**Task:** One number is the whole answer: the tally of lines in the records below that contain "icon".

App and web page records
——————
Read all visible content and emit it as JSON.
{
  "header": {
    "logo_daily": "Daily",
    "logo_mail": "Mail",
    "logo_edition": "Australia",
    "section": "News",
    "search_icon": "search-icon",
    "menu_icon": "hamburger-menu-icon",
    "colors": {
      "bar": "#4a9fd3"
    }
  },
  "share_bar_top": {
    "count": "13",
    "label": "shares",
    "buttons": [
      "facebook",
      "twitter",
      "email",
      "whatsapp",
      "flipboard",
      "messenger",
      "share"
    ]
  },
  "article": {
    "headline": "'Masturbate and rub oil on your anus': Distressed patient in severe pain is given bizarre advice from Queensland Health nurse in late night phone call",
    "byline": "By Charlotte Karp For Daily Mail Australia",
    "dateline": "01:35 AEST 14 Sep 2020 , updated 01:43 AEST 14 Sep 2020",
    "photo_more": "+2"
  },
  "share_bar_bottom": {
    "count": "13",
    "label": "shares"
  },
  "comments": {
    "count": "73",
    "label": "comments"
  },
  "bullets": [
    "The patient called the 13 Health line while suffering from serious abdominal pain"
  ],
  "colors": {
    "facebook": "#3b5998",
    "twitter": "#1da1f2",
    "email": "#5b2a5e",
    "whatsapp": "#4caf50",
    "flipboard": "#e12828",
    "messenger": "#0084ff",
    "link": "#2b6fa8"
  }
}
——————
**Exercise output:** 2